* _WHAT THE TASK REQUIRES_:
All entries below are to be returned in full, exactly as they stand.

Stored records
.....

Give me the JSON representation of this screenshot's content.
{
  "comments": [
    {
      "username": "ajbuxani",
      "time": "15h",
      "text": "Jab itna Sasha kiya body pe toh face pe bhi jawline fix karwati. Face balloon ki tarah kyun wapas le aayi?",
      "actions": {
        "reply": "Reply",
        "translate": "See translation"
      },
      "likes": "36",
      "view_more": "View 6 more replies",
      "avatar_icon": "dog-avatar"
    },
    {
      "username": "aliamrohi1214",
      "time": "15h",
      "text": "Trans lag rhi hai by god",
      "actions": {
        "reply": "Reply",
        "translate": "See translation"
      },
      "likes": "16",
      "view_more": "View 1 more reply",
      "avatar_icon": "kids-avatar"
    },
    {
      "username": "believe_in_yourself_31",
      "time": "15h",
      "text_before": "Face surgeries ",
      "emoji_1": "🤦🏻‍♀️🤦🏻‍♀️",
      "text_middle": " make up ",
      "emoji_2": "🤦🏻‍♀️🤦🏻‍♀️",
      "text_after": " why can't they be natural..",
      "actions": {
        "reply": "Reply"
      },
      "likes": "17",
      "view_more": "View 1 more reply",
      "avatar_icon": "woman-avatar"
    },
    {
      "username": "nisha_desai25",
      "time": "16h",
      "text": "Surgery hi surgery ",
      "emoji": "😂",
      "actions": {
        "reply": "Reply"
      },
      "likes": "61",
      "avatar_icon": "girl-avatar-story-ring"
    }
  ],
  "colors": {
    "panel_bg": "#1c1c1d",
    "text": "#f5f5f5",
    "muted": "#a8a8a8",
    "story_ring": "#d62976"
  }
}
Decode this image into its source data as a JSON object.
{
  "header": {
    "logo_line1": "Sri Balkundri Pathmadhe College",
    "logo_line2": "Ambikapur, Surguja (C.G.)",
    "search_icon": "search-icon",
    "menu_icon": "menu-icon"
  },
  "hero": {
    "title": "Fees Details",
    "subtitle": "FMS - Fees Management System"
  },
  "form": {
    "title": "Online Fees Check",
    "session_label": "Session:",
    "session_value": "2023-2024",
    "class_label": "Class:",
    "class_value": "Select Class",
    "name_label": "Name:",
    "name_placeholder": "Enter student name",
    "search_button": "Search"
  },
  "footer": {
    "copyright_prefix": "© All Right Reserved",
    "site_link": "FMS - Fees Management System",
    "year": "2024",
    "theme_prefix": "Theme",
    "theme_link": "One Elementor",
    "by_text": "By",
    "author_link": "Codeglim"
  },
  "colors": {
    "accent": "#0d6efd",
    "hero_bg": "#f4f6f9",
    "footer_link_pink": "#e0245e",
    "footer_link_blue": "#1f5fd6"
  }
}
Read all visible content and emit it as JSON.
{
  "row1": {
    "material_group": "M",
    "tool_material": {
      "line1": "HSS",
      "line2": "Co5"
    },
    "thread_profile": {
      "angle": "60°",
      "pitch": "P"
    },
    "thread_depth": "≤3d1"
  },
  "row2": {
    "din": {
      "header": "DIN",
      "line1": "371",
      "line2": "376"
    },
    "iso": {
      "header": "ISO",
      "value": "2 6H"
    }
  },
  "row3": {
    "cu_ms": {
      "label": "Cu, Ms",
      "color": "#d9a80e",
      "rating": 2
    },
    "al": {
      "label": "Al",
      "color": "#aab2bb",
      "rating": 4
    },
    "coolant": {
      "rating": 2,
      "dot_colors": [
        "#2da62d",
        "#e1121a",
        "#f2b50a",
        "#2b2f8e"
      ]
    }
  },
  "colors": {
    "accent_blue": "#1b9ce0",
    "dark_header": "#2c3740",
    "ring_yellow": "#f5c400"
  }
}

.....

* _ANSWER_:
Give me the JSON representation of this screenshot's content.
{
  "comments": [
    {
      "username": "ajbuxani",
      "time": "15h",
      "text": "Jab itna Sasha kiya body pe toh face pe bhi jawline fix karwati. Face balloon ki tarah kyun wapas le aayi?",
      "actions": {
        "reply": "Reply",
        "translate": "See translation"
      },
      "likes": "36",
      "view_more": "View 6 more replies",
      "avatar_icon": "dog-avatar"
    },
    {
      "username": "aliamrohi1214",
      "time": "15h",
      "text": "Trans lag rhi hai by god",
      "actions": {
        "reply": "Reply",
        "translate": "See translation"
      },
      "likes": "16",
      "view_more": "View 1 more reply",
      "avatar_icon": "kids-avatar"
    },
    {
      "username": "believe_in_yourself_31",
      "time": "15h",
      "text_before": "Face surgeries ",
      "emoji_1": "🤦🏻‍♀️🤦🏻‍♀️",
      "text_middle": " make up ",
      "emoji_2": "🤦🏻‍♀️🤦🏻‍♀️",
      "text_after": " why can't they be natural..",
      "actions": {
        "reply": "Reply"
      },
      "likes": "17",
      "view_more": "View 1 more reply",
      "avatar_icon": "woman-avatar"
    },
    {
      "username": "nisha_desai25",
      "time": "16h",
      "text": "Surgery hi surgery ",
      "emoji": "😂",
      "actions": {
        "reply": "Reply"
      },
      "likes": "61",
      "avatar_icon": "girl-avatar-story-ring"
    }
  ],
  "colors": {
    "panel_bg": "#1c1c1d",
    "text": "#f5f5f5",
    "muted": "#a8a8a8",
    "story_ring": "#d62976"
  }
}
Decode this image into its source data as a JSON object.
{
  "header": {
    "logo_line1": "Sri Balkundri Pathmadhe College",
    "logo_line2": "Ambikapur, Surguja (C.G.)",
    "search_icon": "search-icon",
    "menu_icon": "menu-icon"
  },
  "hero": {
    "title": "Fees Details",
    "subtitle": "FMS - Fees Management System"
  },
  "form": {
    "title": "Online Fees Check",
    "session_label": "Session:",
    "session_value": "2023-2024",
    "class_label": "Class:",
    "class_value": "Select Class",
    "name_label": "Name:",
    "name_placeholder": "Enter student name",
    "search_button": "Search"
  },
  "footer": {
    "copyright_prefix": "© All Right Reserved",
    "site_link": "FMS - Fees Management System",
    "year": "2024",
    "theme_prefix": "Theme",
    "theme_link": "One Elementor",
    "by_text": "By",
    "author_link": "Codeglim"
  },
  "colors": {
    "accent": "#0d6efd",
    "hero_bg": "#f4f6f9",
    "footer_link_pink": "#e0245e",
    "footer_link_blue": "#1f5fd6"
  }
}
Read all visible content and emit it as JSON.
{
  "row1": {
    "material_group": "M",
    "tool_material": {
      "line1": "HSS",
      "line2": "Co5"
    },
    "thread_profile": {
      "angle": "60°",
      "pitch": "P"
    },
    "thread_depth": "≤3d1"
  },
  "row2": {
    "din": {
      "header": "DIN",
      "line1": "371",
      "line2": "376"
    },
    "iso": {
      "header": "ISO",
      "value": "2 6H"
    }
  },
  "row3": {
    "cu_ms": {
      "label": "Cu, Ms",
      "color": "#d9a80e",
      "rating": 2
    },
    "al": {
      "label": "Al",
      "color": "#aab2bb",
      "rating": 4
    },
    "coolant": {
      "rating": 2,
      "dot_colors": [
        "#2da62d",
        "#e1121a",
        "#f2b50a",
        "#2b2f8e"
      ]
    }
  },
  "colors": {
    "accent_blue": "#1b9ce0",
    "dark_header": "#2c3740",
    "ring_yellow": "#f5c400"
  }
}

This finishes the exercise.